Here’s 3 easy ways I use these task cards in my classroom:
#1 EARLY FINISHERS – “I’m done, now what?” How many times have we heard that? I love being able to grab a set of these task cards to hand to my early finishers to use as an enrichment activity. They can give them a little more practice in an area they may be weaker in. Plus, it gives me quick and easy feedback! Another way to do this is to place these task cards in a math center – set up and ready to go for students who finish an assignment early.
#2 COOPERATIVE LEARNING – There are several ways you can use these task cards in groups. I like to spread them out in stations all over the room. I pair students up and allow them time to move from station to station while working out problems and comparing answers. I’ve also used small white boards to record answers as whole group. They can still brainstorm together, record their answers on their white board, and then hold up the boards for me to check their answers. You can also play the famous “Scoot” game with these cards! I only use these last two methods when I’m assessing one particular standard.

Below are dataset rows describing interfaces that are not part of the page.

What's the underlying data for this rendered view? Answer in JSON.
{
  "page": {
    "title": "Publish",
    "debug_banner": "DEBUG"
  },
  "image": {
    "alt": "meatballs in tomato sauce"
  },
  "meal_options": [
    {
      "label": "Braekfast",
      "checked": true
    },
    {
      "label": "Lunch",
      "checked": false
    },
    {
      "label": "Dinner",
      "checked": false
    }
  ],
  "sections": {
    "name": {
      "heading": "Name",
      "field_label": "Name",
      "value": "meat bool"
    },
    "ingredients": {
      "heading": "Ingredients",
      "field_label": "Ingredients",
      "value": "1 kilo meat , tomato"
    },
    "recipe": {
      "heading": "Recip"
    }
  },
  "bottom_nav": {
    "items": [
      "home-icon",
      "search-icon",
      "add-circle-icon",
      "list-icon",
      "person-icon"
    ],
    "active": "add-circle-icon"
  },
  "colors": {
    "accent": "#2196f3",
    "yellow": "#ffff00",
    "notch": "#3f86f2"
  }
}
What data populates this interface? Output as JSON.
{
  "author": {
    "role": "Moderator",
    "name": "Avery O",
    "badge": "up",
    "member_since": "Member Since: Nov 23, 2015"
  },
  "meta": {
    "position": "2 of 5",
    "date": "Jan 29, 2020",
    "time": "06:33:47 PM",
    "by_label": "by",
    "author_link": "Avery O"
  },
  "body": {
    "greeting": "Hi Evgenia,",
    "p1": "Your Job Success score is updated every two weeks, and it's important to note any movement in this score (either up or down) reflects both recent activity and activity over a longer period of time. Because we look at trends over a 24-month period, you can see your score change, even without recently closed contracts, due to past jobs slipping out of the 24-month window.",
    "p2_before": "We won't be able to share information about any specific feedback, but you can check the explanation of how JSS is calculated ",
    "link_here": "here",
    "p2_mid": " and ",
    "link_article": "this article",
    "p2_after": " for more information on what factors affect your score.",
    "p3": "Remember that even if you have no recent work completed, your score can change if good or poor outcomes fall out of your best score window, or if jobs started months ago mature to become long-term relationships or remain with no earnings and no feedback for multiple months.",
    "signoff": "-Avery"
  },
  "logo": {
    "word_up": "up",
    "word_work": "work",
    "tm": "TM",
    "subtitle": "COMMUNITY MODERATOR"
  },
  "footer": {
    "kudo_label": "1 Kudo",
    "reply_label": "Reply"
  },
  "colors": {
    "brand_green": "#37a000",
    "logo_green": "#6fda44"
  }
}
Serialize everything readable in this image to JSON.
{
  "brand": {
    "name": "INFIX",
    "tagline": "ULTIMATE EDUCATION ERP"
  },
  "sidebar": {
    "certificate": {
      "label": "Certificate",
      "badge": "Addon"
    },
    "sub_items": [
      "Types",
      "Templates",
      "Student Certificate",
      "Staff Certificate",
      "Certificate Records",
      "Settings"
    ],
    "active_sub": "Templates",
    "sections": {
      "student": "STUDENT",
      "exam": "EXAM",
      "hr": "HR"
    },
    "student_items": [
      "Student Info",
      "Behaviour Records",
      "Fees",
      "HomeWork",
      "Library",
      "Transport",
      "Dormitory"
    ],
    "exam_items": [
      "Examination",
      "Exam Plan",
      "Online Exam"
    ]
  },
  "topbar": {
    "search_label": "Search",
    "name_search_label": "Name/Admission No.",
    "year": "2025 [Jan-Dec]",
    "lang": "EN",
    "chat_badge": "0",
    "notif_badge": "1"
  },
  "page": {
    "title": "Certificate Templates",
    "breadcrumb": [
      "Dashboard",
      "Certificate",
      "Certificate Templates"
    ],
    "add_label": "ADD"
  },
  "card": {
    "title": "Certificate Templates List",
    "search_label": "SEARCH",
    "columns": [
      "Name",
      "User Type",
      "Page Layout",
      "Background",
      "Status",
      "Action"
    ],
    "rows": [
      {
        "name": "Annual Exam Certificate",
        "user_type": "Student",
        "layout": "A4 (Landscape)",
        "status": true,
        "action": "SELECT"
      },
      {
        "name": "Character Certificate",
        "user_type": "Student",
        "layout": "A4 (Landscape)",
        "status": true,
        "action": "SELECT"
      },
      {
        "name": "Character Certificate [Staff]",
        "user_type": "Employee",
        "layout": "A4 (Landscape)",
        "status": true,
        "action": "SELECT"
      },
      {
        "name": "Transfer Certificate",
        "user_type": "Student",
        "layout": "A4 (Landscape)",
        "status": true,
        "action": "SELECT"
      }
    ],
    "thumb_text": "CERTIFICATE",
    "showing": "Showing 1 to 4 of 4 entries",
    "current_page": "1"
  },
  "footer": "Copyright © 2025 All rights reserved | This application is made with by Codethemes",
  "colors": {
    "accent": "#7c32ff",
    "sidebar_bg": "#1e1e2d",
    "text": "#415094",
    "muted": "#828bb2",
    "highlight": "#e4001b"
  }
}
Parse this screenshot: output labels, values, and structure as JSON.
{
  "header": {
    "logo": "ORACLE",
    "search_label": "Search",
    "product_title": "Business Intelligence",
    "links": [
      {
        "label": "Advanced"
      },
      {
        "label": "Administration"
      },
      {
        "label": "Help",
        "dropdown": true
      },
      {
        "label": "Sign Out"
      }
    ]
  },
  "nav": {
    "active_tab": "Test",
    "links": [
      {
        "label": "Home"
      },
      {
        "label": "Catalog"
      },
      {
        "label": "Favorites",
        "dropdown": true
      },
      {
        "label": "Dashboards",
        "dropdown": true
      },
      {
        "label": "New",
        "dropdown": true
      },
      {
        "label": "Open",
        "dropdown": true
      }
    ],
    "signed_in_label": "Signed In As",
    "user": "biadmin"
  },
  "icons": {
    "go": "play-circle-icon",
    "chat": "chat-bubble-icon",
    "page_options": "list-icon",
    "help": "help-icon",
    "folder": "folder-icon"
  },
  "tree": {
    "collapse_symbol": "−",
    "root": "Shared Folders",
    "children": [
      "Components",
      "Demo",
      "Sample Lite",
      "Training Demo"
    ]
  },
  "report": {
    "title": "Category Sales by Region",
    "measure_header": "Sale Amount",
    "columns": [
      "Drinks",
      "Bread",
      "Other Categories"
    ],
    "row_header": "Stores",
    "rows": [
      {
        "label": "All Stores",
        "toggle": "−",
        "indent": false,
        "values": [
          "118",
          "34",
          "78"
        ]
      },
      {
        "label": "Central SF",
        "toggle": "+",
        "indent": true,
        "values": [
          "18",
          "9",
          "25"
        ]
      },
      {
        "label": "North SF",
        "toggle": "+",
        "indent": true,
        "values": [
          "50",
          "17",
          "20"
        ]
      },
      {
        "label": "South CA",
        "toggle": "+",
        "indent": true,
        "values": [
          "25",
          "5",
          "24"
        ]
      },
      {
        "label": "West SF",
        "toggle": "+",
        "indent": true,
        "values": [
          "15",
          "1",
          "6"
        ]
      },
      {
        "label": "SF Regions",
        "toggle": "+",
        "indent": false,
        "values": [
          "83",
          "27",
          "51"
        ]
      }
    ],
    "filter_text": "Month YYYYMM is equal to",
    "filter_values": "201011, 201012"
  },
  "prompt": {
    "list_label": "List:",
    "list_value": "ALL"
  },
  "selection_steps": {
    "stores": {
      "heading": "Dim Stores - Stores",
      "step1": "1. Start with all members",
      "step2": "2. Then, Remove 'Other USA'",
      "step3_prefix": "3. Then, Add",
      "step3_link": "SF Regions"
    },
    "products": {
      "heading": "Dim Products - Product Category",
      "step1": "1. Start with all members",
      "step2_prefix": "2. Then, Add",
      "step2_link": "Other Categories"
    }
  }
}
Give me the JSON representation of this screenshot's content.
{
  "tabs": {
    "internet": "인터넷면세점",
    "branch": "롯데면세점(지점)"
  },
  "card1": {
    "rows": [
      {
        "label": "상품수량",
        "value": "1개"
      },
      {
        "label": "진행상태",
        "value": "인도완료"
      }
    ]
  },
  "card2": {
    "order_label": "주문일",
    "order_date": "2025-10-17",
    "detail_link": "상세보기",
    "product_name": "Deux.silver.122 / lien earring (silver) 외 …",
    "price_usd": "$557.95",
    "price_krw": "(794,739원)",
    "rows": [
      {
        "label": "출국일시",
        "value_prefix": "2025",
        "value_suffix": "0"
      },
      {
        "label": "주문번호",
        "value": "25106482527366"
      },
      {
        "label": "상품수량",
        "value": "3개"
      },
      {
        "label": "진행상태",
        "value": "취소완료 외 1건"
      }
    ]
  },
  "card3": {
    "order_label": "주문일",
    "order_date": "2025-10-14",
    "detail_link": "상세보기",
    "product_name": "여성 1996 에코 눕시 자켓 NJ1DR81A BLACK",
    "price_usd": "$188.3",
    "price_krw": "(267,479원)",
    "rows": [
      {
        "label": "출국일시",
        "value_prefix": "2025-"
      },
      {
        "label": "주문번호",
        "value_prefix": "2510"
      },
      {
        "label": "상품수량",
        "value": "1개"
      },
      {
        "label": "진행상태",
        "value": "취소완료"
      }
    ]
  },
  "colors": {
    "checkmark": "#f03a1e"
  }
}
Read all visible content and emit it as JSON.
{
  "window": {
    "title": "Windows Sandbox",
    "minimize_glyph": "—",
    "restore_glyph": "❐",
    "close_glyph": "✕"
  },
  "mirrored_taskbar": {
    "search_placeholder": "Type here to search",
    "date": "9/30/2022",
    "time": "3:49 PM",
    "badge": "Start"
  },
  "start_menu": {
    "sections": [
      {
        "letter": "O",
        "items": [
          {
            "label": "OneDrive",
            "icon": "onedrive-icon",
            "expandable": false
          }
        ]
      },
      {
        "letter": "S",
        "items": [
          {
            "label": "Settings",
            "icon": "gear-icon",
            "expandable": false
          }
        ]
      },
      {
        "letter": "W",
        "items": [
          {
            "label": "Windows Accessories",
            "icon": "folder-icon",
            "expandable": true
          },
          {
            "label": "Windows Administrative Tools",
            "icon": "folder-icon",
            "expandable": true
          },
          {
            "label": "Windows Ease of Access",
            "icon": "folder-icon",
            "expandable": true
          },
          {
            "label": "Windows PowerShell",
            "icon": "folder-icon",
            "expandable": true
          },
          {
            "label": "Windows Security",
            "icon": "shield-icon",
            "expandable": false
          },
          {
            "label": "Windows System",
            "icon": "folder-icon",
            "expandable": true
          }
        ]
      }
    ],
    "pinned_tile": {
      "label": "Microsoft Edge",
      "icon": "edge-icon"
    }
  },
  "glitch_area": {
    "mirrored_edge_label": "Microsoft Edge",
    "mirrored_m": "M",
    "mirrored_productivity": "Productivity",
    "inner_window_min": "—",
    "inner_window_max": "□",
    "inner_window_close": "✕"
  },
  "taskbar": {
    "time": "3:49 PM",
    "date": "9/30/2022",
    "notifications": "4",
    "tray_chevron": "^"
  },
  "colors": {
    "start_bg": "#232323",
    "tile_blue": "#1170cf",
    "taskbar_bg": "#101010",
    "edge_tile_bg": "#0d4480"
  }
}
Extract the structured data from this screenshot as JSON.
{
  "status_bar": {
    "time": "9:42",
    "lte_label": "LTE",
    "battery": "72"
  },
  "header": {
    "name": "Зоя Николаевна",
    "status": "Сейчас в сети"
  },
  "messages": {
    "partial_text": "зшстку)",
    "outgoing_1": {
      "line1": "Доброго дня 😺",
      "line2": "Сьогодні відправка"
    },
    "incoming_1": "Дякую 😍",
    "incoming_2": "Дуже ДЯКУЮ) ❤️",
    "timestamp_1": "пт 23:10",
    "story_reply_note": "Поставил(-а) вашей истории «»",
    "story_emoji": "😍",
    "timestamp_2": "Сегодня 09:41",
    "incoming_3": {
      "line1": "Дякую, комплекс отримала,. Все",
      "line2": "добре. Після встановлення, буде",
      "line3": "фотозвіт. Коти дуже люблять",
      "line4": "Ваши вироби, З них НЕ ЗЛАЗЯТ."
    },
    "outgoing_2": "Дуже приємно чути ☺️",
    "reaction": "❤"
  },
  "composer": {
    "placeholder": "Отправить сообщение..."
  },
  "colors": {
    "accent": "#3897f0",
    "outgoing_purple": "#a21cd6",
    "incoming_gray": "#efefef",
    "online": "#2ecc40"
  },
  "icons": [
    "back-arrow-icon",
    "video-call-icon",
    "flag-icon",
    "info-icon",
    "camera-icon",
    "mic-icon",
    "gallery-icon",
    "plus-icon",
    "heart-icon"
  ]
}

If I’m using the whole set of task cards I typically pair students up and move around the room from one station to another.
#3 PROGRESS MONITORING – These task cards are an excellent way to assess students’ knowledge of a particular standard or domain. The recording sheets are easy to use for students and easy to grade quickly. They are extremely helpful at the end of the year when assessing students before end of grade testing. I can easily check for understanding, and then I can decide what students need to review or what I need to reteach before testing.
I would love to hear how you manage task cards in your classroom. The possibilities are endless!
You can grab my task cards from Educents by clicking here. You can get the ENTIRE year’s worth of task cards for only $9.00! That is 50% off their normal price.
This resource is a wonderful compliment to these 4th grade task cards. These assessments are just another quick and easy way to keep track of student progress. These are designed for a binder and includes a variety of data recording sheets, data grouping sheets, math standards, and quick assessments for each domain. Binder cover sheets and dividers are included – along with answer keys! Check them out here, or click on the picture for a direct link to this product. Also sold separately in my store.
Karen Hester says
Wow! Thanks for hosting this!
Tami Steele says
Thanks for hosting! Have a great Wednesday. 🙂
Mrs Smith says
What a meaningful way to use task cards Kim! I love how the recording sheet makes them accountable for finishing the work, and it’s a fun way to assess them!